After recently eating emu salami and emu tenderloin, I was given an emu egg by Anshu Pathak of Exotic Meat Market. This was completion of a nice little emu era. I've eaten emu egg before, but it was years ago.
My initial thought was to try and cook it sunny-side up, or perhaps even over-easy. So I got a large wok pan and got some butter sizzling in it. Then I cracked open the emu egg and got the egg innards into the pan. Then the reality of what I intended to do over-whelmed me and I made a quick decision to go for an emu scramble. I could see no other way of getting that huge emu egg yolk to warm up enough to make it semi-edible (I'm not into eating raw egg yolk).
|Yeah, the thought of eating that under-cooked did not do anything for me. The brown around the edges is cooked butter.|
So a quick foray into the fridge brought me some already cooked veggies (mushrooms, broccoli, squash, red pepper) and some blue-cheese crumbles which I added into the emu egg and began whipping it into a mixture. It cooked up nicely. The yolk to egg-white mixture in an emu egg is much greater than in a chicken egg. In fact, an emu egg is 44% yolk and 55% white, while a chicken egg is 35% yolk and 65% white. The white is also more viscous (thick, sticky) than a chicken egg because it has less water (67% versus 75%) - see this great article at Emu's Zine. It also notes that the emu egg is the equivalent of ten chicken eggs.
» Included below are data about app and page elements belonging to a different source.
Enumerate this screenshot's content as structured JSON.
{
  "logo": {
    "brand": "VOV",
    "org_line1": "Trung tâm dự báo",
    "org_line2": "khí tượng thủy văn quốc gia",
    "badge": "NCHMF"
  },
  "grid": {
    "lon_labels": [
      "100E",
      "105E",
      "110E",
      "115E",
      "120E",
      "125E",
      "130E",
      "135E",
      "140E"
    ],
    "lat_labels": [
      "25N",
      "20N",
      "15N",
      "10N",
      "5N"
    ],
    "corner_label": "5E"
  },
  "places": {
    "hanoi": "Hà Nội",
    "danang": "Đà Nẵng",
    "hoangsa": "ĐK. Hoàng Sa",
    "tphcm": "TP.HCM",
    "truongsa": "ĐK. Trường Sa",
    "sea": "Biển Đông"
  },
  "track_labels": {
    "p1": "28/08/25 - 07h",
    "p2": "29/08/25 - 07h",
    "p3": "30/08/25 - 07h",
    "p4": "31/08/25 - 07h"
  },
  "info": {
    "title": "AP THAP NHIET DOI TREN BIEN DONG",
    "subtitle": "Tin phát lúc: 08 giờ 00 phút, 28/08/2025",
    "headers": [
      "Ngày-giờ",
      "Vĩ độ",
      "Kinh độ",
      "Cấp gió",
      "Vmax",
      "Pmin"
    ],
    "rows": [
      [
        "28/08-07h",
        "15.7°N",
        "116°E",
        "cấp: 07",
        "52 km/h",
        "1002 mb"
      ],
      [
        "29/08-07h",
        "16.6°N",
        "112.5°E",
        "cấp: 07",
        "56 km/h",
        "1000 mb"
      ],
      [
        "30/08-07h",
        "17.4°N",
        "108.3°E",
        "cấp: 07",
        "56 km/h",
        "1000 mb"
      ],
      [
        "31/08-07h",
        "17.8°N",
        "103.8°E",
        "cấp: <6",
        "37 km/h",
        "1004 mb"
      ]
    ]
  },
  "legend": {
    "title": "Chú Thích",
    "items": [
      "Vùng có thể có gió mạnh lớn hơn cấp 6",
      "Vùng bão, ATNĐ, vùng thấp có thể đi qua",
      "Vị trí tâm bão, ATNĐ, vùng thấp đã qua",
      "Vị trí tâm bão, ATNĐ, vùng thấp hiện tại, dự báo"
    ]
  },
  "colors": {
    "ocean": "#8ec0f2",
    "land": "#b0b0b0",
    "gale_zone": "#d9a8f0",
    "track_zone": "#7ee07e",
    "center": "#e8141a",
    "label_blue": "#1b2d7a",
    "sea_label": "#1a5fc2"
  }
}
|In the pan, ready to eat.|
The result was a nice huge scramble.